think there's something romantic about putting so much work into
something that is so ephemeral: spend an entire day cooking, and the
result---for better or for worse---is gone in an hour. (Spend the
day writing software, on the other hand, and
you can spend the rest of your life responding to bug reports.)
- Running -- I used to run a lot, but these days, I generally
prefer biking instead. I do still run during the winter, when the
days are shorter and it's harder to get a bike ride in while the sun
is up. My thesis advisor runs the LA Marathon every year but
never quite convinced me to run it with her.
- Sailing -- I'm reasonably good at sailing small boats, but
usually don't get a chance to except during our annual summer trip to
- Free software -- I write and
occasionally make time to maintain quite a few free software packages.
Some of them have become fairly widely used, and I get patches
and help requests all the time. Unfortunately, work
so much of the software-writing portions of my brain that I haven't
devoted as much attention to these programs as they deserve. I
wish I had time to implement every feature people ask for, fix every
bug reported, and answer
every email requesting help. Usually I end up filing them away
for another day.
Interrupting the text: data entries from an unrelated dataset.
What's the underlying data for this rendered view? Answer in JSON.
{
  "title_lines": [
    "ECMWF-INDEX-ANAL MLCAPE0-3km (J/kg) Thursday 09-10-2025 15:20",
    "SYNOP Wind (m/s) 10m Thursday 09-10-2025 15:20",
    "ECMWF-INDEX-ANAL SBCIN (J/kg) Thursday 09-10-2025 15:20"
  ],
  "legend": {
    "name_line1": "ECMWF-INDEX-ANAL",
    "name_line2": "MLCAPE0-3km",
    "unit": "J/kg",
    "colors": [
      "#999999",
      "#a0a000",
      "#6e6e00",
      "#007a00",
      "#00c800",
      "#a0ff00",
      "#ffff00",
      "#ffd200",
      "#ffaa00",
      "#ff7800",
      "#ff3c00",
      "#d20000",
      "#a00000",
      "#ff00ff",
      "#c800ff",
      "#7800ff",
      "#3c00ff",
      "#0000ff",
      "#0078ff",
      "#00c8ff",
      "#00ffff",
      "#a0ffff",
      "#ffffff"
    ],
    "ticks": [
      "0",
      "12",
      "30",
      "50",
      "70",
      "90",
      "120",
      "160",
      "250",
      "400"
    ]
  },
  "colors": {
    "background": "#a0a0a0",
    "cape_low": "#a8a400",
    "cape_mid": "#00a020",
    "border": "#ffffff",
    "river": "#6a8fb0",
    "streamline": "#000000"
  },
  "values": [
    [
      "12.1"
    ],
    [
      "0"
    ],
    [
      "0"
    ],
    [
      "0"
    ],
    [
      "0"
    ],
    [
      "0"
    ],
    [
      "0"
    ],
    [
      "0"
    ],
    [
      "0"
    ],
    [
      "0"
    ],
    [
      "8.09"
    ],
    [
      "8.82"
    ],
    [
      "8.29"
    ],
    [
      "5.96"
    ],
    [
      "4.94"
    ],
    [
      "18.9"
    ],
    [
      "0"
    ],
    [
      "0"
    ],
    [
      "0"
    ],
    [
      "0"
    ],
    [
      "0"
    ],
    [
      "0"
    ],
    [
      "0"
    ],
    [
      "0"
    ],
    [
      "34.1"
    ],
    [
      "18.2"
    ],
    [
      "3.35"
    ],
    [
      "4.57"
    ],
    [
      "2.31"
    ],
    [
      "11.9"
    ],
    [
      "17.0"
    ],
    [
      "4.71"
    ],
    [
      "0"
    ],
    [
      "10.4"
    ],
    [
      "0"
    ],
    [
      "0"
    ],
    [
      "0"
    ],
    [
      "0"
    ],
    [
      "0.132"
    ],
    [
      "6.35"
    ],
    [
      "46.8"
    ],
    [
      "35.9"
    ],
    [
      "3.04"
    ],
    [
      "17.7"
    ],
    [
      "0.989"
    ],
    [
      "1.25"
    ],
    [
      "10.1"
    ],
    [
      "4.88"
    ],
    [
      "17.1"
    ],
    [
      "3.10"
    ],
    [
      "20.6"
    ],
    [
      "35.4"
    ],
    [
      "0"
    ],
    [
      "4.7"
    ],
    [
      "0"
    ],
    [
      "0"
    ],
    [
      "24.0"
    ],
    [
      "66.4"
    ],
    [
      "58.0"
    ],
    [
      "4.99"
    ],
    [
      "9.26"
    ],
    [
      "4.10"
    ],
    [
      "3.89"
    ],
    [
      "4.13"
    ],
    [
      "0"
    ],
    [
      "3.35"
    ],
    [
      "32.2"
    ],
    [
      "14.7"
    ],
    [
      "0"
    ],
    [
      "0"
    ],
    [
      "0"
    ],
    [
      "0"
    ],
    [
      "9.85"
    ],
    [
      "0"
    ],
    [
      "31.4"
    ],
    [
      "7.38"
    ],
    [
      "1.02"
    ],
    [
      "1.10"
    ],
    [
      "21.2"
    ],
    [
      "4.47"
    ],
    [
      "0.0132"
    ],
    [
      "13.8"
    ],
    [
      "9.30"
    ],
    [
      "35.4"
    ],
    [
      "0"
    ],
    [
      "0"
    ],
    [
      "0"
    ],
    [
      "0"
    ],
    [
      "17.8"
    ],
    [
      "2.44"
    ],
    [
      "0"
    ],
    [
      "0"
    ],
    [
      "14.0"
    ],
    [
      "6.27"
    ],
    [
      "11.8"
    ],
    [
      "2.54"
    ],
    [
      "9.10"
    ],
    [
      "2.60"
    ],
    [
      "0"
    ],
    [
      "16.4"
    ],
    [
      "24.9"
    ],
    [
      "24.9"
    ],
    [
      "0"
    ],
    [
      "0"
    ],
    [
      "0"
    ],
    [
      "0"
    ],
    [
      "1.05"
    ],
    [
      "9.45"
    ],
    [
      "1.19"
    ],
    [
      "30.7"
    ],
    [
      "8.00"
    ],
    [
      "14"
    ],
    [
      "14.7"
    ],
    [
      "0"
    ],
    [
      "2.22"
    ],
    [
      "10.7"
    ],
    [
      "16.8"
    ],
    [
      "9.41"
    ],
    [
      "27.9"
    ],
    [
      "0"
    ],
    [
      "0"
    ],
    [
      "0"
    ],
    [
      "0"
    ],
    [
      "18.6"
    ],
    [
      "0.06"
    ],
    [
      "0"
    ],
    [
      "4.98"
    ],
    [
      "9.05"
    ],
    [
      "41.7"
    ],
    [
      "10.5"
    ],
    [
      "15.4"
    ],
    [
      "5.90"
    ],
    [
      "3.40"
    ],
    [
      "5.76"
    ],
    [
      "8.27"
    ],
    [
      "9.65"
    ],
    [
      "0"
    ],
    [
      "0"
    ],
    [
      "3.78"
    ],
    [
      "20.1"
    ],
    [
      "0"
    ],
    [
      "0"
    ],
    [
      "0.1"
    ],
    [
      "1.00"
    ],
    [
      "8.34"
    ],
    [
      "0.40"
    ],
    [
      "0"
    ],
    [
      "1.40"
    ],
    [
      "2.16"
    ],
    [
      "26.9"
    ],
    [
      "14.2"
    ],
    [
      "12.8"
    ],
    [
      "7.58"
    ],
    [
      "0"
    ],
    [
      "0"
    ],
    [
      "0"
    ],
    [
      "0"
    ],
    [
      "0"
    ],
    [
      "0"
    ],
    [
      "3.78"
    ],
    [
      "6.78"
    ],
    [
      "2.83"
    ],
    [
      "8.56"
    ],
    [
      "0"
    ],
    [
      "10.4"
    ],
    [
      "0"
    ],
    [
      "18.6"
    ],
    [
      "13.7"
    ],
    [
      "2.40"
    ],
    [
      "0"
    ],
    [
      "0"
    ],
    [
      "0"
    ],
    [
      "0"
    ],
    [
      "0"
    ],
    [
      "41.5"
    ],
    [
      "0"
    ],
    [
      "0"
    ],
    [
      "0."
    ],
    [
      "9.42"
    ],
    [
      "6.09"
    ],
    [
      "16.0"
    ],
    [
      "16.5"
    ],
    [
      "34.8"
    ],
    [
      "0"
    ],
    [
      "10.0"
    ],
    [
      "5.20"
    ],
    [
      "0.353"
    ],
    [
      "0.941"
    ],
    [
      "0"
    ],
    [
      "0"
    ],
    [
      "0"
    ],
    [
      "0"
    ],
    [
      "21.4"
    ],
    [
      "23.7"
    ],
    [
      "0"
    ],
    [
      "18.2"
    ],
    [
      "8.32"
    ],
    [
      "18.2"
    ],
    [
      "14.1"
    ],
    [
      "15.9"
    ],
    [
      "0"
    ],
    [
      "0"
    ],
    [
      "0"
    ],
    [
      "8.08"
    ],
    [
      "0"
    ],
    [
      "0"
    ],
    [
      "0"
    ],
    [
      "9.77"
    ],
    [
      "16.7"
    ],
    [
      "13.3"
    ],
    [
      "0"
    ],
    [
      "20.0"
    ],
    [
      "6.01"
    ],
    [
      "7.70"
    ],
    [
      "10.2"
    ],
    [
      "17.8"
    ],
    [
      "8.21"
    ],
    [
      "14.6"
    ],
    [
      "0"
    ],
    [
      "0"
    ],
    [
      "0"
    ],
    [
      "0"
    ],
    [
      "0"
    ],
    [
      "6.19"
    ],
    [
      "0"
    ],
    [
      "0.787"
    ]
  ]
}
- Racquetball -- I inherited a love for this sport from my Dad.
I've got some game, but never really worked at it hard enough to
get very good. I played a lot while I was at USC (1998-2000)
because I lived right near the athletic center, but since moving
to Santa Monica I haven't played at all. Too bad, because it's
- Hebrew -- I worked really hard to learn conversational Hebrew in
college, and in the immersion Ulpan program I took for 3 months while
living in Israel. Over the years I've occasionally taken a class,
but, sadly, I've let this skill atrophy recently.
- Ham Radio -- My
friend Guy (Shechter) introduced
me to Ham radio in college, around 1995. I got a radio license, which
involved learning the phonetic alphabet (Alpha, Bravo, Charlie...)
and Morse code. These skills went largely unused for a number of
years but came in very handy in 2002 while learning how to fly. My
favorite part of being a Ham was working public service events, e.g.,
providing communication support for marathons or bike tours. I'd love
to go back to doing those again, someday.
The Somewhat Longer Version
If you're interested, you can read a somewhat longer, more detailed version of my life
story. (It's not done yet, though... sorry!)
Back to my home page
Last updated 25 June 2003